If not for injury, Saturday's pitching matchup could have featured contrasting styles -- the power fastball of Miami's Nathan Eovaldi vs. the frazzling changeup of Philadelphia's Cole Hamels.

It's not to be because Hamels is on the disabled list with biceps tendinitis, and he isn't expected to return before late April.

With Hamels out, the Phillies are going with right-hander Jonathan Pettibone in his place.

Pettibone makes his season debut on Saturday in the second of three games between the National League East rivals.

The Phillies weighed their options to fill the rotation spot vacated by Hamels, and Pettibone got the nod. Technically, the right-hander was brought in as the fifth starter.

"Pettibone also earned an opportunity to pitch with us," Phillies general manager Ruben Amaro Jr. said recently. "He got hurt [last year]. He was still fairly effective and he was still learning, but we think he's got a strong future as a starter for us. As long as we felt he was aggressive and healthy, he was probably the No. 1 candidate going in anyway."

Pettibone opened the season with Triple-A Lehigh Valley, but he will stay in the rotation until Hamels returns, perhaps as early as April 22 in Los Angeles.

Because of off-days, the Phillies had not needed a fifth starter until Saturday.

In 2013, Pettibone went 5-4 with a 4.04 ERA in 18 starts. He was 1-0 with a 1.46 ERA in two starts against the Marlins, so the previously slumping Phillies are hoping the right-hander continues that success against Miami. Philly scored six runs off Marlins ace Jose Fernandez in Friday night's series-opening win.

The Marlins, meanwhile, lost their fifth straight and are hoping to get some momentum with Eovaldi on the mound.

According to, Eovaldi's fastball averaged 95.8 mph in his first two starts. That ranks third highest among all MLB starters.

"He's got a gift," Miami manager Mike Redmond said. "He's got an arm, it's a power arm. This guy, I have only seen a couple of guys who are able to throw as hard without a whole lot of effort as long as he can. It's amazing."

Redmond recalls a start Eovaldi had last year at San Francisco.

"I don't think he threw a pitcher under 95 [mph]," Redmond said.

Eovaldi is coming off a tough-luck loss against the Padres. He was cruising until two on and two out in the seventh, when he allowed a game-changing, three-run, pinch-hit home run to Alexi Amarista.

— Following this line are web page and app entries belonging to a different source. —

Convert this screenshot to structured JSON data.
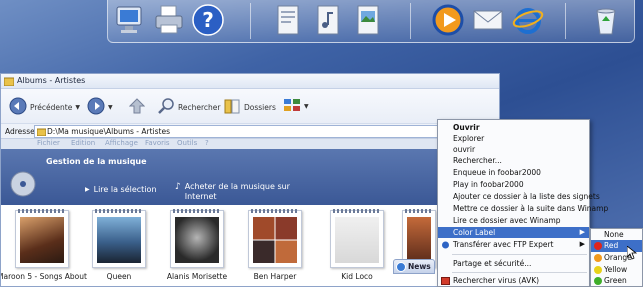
{
  "dock": {
    "icons": [
      "computer-icon",
      "printer-icon",
      "help-icon",
      "documents-icon",
      "music-folder-icon",
      "pictures-folder-icon",
      "media-player-icon",
      "mail-icon",
      "internet-explorer-icon",
      "recycle-bin-icon"
    ]
  },
  "window": {
    "title": "Albums - Artistes",
    "toolbar": {
      "back_label": "Précédente",
      "search_label": "Rechercher",
      "folders_label": "Dossiers"
    },
    "address": {
      "label": "Adresse",
      "value": "D:\\Ma musique\\Albums - Artistes"
    },
    "faint_menu": [
      "Fichier",
      "Edition",
      "Affichage",
      "Favoris",
      "Outils",
      "?"
    ],
    "task_panel": {
      "title": "Gestion de la musique",
      "links": [
        "Lire la sélection",
        "Acheter de la musique sur Internet"
      ]
    },
    "albums": [
      {
        "label": "Maroon 5 - Songs About"
      },
      {
        "label": "Queen"
      },
      {
        "label": "Alanis Morisette"
      },
      {
        "label": "Ben Harper"
      },
      {
        "label": "Kid Loco"
      }
    ]
  },
  "context_menu": {
    "items": [
      {
        "label": "Ouvrir"
      },
      {
        "label": "Explorer"
      },
      {
        "label": "ouvrir"
      },
      {
        "label": "Rechercher..."
      },
      {
        "label": "Enqueue in foobar2000"
      },
      {
        "label": "Play in foobar2000"
      },
      {
        "label": "Ajouter ce dossier à la liste des signets"
      },
      {
        "label": "Mettre ce dossier à la suite dans Winamp"
      },
      {
        "label": "Lire ce dossier avec Winamp"
      },
      {
        "label": "Color Label"
      },
      {
        "label": "Transférer avec FTP Expert"
      },
      {
        "label": "Partage et sécurité..."
      },
      {
        "label": "Rechercher virus (AVK)"
      }
    ]
  },
  "color_submenu": {
    "items": [
      {
        "label": "None",
        "color": ""
      },
      {
        "label": "Red",
        "color": "#e0241b"
      },
      {
        "label": "Orange",
        "color": "#f29a1d"
      },
      {
        "label": "Yellow",
        "color": "#e8d21a"
      },
      {
        "label": "Green",
        "color": "#3fae2a"
      }
    ],
    "selected": "Red"
  },
  "news_tab": {
    "label": "News"
  },
  "colors": {
    "highlight": "#3d6fc8",
    "panel": "#3b5896"
  }
}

Eovaldi has made six career starts against the Phillies, and he is 1-4 with a 4.13 ERA.

Phillies: Revere rests ribs
Center fielder Ben Revere did not start Friday because of tenderness in his ribs. He is day to day.

Revere hit the turf hard a couple of times Wednesday trying to make diving catches at Citizens Bank Park. He played Thursday, but it affected his swing.

"It's a good chance to let him mend up a little bit," Phillies manager Ryne Sandberg said.

Marlins: Plenty of No. 2 options
Already in the young season, the Marlins have used Christian Yelich, Jeff Baker and Derek Dietrich in the No. 2 spot in the lineup. On Friday night, it was Marcell Ozuna's turn.

Ozuna may not be the prototypical second hitter because he isn't the most patient hitter. But he has power and good speed, which makes him an intriguing player.

"I'm not afraid to mix and match, tweak and adjust," Redmond said. "I like him hitting in front of the big boys."

Redmond notes that Washington's Jayson Werth also isn't a prototypical second hitter, yet he has hit in the spot before.

Worth noting:
• Phillies right-hander Mike Adams is scheduled to make a rehab appearance Saturday with Triple-A Lehigh Valley. He could be activated Monday.

• Hamels is scheduled to make a rehab start Saturday with Class A Clearwater. He could make just one more rehab start before rejoining the Phillies' rotation April 22.

• Marlins shortstop Adeiny Hechavarria doubled in the second inning on Friday night, extending his hitting streak against the Phillies to nine games dating back to last year. Comments